(self-designation, Khoi-Khoin, “the real people”), people living in the central and southern regions of Namibia (South West Africa; approximately 40,000 people, 1967) and in the Republic of South Africa (1,000 people). The people speak Hottentot languages, and many of them have a knowledge of Afrikaans. Most of the Hottentots are Protestants. The Hottentots and the Bushmen—the oldest inhabitants (nomadic livestock raisers) of South Africa—were driven back into the southwestern desert regions of the continent by the Bantu peoples (during their migration southward in Africa) and were exterminated to a considerable extent by the European colonizers from the 17th to the early 20th century. At the present time some of the Hottentots live on reservations and engage in livestock raising and farming; most work on farms and ranches of the Europeans and in the cities.

References in periodicals archive ?
The use of the term "Khoikhoi," meaning "men of men" or "people," actually came to prominence in opposition to the offensive label of "Hottentot" applied to herding communities by white colonialists.
Canvassing the 1800's, I will acknowledge the image of Sara Baartman, the "Hottentot Venus," and its impact on today's culture.
If I steal his cow, that is good" - this moral rule was attributed by European racists to the Hottentots, an ancient tribe in southern Africa.
If I steal his cow, that is good" -- this moral rule was attributed by European racists to the Hottentots, an ancient tribe in Southern Africa.
Fiedler's earliest example is Peter Kolb's account of his residence in South Africa (1719), which already exhibits the emerging 'colonial gaze' by highlighting the Hottentots' amenability to Western education (p.
Or to launch into determinedly cheerful sing-alongs, the most sinister of which is a racist ditty about Hottentots, aimed at provoking Helene's black boyfriend (Keith Davis).
THE BACKGROUND for Uwe Timm's novel Morenga is provided by the 1905-7 war in German South West Africa (present-day Namibia) between the German colonial army and the rebellious tribes of Hottentots and Hereros, led by the brilliant and charismatic Morenga.
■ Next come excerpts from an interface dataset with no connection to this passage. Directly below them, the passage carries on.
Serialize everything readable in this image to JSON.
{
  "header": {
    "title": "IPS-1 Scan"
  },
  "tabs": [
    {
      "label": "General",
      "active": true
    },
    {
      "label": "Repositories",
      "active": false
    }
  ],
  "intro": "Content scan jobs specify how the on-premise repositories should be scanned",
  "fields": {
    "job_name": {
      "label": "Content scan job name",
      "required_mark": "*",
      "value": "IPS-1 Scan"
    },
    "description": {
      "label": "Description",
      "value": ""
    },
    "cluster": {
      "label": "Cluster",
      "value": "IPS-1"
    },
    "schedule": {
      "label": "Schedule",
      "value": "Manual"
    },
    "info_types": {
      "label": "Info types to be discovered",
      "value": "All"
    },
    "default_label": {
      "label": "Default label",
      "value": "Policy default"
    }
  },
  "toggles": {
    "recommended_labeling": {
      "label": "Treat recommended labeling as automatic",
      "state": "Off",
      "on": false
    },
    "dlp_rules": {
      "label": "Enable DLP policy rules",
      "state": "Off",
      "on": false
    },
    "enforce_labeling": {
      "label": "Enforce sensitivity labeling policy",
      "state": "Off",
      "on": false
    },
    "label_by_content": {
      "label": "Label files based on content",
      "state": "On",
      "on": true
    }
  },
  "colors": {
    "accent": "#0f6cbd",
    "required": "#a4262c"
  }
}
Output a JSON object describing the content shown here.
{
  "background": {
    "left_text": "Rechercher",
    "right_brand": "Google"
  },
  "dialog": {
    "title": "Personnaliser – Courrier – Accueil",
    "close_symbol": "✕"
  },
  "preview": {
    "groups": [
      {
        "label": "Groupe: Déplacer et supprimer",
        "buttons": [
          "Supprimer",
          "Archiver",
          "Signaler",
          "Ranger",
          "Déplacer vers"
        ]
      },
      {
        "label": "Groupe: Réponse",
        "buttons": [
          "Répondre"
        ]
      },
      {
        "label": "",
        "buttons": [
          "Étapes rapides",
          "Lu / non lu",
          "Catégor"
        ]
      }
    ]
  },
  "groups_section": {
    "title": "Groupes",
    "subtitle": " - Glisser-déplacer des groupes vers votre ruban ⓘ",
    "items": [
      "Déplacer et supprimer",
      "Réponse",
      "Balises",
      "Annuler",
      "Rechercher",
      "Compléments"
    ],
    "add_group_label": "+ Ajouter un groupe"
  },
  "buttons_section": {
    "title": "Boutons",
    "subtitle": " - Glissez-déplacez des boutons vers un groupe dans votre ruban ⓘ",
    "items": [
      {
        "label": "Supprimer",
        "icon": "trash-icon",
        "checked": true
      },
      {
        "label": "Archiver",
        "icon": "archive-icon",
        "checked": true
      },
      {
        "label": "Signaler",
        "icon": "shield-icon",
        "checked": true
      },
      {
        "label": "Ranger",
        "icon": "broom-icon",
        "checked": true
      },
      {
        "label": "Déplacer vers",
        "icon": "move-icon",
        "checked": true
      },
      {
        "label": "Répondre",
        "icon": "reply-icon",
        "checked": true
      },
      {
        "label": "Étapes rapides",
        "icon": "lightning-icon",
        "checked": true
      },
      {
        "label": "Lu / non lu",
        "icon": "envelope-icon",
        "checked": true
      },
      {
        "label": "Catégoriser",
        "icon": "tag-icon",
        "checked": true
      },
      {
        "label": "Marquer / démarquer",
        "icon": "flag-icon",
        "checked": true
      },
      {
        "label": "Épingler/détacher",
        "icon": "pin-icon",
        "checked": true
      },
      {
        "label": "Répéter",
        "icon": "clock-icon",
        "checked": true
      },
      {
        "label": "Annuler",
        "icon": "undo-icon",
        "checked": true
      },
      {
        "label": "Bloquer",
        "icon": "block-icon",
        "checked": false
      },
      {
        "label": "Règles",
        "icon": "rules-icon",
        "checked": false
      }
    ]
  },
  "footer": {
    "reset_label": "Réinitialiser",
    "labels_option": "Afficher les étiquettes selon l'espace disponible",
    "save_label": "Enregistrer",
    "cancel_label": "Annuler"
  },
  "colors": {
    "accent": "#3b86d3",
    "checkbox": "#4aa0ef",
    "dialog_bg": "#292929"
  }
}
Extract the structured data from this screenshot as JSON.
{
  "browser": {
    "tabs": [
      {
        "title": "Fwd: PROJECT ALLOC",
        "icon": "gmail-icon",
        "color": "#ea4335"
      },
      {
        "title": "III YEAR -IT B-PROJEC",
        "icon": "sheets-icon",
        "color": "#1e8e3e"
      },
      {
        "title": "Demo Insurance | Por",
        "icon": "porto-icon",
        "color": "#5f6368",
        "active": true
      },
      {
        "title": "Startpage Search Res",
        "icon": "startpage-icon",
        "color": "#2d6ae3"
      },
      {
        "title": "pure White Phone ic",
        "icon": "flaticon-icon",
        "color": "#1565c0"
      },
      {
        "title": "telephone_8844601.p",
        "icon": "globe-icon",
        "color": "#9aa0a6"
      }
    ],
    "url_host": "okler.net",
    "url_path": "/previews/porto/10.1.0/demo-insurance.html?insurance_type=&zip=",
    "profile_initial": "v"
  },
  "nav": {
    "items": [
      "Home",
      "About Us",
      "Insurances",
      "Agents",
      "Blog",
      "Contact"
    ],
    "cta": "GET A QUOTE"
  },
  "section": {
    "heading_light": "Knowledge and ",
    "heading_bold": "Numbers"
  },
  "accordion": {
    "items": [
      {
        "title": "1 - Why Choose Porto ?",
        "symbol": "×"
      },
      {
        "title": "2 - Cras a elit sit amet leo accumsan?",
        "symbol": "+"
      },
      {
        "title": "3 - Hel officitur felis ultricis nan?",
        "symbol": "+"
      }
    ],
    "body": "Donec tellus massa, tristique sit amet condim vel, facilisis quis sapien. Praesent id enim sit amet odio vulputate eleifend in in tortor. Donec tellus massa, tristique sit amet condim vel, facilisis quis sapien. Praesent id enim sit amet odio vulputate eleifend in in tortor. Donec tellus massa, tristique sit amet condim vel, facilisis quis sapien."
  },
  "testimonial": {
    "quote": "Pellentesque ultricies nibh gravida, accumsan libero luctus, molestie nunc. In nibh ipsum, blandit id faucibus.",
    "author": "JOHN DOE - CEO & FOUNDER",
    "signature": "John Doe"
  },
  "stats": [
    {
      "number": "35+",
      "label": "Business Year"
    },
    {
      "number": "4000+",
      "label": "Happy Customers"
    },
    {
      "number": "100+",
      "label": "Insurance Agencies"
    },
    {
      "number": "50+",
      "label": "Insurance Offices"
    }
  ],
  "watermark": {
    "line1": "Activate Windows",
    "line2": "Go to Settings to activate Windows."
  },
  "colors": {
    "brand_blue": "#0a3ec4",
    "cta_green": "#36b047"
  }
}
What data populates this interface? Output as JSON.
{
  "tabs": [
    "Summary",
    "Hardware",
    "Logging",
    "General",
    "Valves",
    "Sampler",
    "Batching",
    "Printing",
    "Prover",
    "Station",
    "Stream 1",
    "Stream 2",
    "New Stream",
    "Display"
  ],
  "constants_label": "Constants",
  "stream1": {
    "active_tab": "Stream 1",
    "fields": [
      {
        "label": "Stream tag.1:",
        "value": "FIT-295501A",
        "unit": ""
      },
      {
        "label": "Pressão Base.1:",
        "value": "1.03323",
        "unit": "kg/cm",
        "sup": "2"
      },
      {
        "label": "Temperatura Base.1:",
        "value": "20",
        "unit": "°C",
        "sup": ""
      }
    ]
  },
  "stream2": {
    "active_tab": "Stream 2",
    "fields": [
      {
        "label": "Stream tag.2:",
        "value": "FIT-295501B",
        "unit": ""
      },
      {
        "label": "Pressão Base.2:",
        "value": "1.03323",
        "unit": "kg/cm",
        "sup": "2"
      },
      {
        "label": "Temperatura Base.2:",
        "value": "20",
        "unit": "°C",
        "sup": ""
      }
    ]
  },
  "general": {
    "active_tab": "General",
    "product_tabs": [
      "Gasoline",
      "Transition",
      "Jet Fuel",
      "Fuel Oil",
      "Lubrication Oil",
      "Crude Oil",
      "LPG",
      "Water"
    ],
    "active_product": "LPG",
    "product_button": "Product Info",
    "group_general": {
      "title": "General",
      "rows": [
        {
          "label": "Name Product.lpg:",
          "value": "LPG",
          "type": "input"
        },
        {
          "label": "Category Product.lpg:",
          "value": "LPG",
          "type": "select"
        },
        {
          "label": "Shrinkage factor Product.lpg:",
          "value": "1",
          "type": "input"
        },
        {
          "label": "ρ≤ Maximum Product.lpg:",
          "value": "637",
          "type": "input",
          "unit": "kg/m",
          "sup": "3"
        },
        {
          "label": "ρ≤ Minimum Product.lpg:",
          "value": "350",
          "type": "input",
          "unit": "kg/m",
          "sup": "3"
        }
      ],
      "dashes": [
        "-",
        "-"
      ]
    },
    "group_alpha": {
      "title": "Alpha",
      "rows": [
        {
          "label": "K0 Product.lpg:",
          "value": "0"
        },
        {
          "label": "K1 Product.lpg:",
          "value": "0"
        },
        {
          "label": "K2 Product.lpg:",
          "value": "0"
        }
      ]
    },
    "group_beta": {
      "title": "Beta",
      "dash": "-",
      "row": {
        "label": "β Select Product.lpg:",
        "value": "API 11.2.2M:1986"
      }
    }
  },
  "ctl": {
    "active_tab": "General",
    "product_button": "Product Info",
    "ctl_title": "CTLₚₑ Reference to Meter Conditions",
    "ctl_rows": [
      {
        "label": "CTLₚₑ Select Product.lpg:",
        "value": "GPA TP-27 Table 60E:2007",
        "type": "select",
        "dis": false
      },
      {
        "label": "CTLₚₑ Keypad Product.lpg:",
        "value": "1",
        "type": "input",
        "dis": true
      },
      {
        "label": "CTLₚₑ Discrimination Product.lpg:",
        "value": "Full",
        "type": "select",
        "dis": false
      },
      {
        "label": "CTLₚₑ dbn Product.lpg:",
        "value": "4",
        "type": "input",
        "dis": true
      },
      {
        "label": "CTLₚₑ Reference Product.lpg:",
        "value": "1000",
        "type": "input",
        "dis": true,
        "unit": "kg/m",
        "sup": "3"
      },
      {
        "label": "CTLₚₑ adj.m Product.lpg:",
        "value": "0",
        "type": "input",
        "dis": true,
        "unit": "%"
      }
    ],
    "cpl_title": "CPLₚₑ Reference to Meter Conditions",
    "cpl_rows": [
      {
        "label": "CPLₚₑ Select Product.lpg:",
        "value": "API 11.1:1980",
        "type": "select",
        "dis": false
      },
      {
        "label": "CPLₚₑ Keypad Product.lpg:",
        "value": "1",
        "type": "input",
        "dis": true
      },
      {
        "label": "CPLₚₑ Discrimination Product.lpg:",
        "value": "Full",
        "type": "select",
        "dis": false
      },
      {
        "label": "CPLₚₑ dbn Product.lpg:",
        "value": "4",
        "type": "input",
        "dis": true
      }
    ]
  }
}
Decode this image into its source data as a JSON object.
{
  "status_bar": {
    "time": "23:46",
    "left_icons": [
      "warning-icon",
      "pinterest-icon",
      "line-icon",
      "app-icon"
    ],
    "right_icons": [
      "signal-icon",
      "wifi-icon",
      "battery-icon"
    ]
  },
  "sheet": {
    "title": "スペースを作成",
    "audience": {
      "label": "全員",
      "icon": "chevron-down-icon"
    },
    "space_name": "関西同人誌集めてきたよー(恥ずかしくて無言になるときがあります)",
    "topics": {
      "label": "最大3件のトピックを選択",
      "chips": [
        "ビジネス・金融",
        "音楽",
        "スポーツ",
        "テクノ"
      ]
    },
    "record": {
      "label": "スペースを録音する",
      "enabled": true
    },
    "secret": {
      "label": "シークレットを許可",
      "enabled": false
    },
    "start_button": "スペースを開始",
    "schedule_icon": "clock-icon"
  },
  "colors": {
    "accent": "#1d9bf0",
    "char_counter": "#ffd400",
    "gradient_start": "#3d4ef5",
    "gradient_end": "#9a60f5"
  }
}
Meneer, when a baboon laughs at a white woman, and that made the Hottentots laugh at me too.